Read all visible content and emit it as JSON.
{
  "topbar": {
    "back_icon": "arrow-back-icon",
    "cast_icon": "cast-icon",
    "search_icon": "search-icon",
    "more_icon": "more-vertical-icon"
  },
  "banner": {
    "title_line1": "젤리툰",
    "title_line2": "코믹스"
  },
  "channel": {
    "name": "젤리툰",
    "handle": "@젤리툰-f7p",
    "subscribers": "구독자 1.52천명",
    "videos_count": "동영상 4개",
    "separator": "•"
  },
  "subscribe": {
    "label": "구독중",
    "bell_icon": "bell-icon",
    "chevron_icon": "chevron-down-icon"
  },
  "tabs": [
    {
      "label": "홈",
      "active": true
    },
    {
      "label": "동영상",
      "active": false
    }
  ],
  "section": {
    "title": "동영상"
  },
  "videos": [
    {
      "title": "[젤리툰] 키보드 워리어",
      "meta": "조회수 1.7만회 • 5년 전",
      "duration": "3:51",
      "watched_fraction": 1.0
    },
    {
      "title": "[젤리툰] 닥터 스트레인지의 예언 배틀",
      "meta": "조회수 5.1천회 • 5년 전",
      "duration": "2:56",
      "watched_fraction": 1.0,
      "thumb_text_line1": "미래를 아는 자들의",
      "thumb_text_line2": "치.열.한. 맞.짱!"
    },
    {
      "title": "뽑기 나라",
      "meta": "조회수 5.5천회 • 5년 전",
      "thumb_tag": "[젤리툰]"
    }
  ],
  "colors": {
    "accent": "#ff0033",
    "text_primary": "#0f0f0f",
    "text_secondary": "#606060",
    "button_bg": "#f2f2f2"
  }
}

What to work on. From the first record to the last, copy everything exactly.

Answer box.
Read all visible content and emit it as JSON.
{
  "topbar": {
    "back_icon": "arrow-back-icon",
    "cast_icon": "cast-icon",
    "search_icon": "search-icon",
    "more_icon": "more-vertical-icon"
  },
  "banner": {
    "title_line1": "젤리툰",
    "title_line2": "코믹스"
  },
  "channel": {
    "name": "젤리툰",
    "handle": "@젤리툰-f7p",
    "subscribers": "구독자 1.52천명",
    "videos_count": "동영상 4개",
    "separator": "•"
  },
  "subscribe": {
    "label": "구독중",
    "bell_icon": "bell-icon",
    "chevron_icon": "chevron-down-icon"
  },
  "tabs": [
    {
      "label": "홈",
      "active": true
    },
    {
      "label": "동영상",
      "active": false
    }
  ],
  "section": {
    "title": "동영상"
  },
  "videos": [
    {
      "title": "[젤리툰] 키보드 워리어",
      "meta": "조회수 1.7만회 • 5년 전",
      "duration": "3:51",
      "watched_fraction": 1.0
    },
    {
      "title": "[젤리툰] 닥터 스트레인지의 예언 배틀",
      "meta": "조회수 5.1천회 • 5년 전",
      "duration": "2:56",
      "watched_fraction": 1.0,
      "thumb_text_line1": "미래를 아는 자들의",
      "thumb_text_line2": "치.열.한. 맞.짱!"
    },
    {
      "title": "뽑기 나라",
      "meta": "조회수 5.5천회 • 5년 전",
      "thumb_tag": "[젤리툰]"
    }
  ],
  "colors": {
    "accent": "#ff0033",
    "text_primary": "#0f0f0f",
    "text_secondary": "#606060",
    "button_bg": "#f2f2f2"
  }
}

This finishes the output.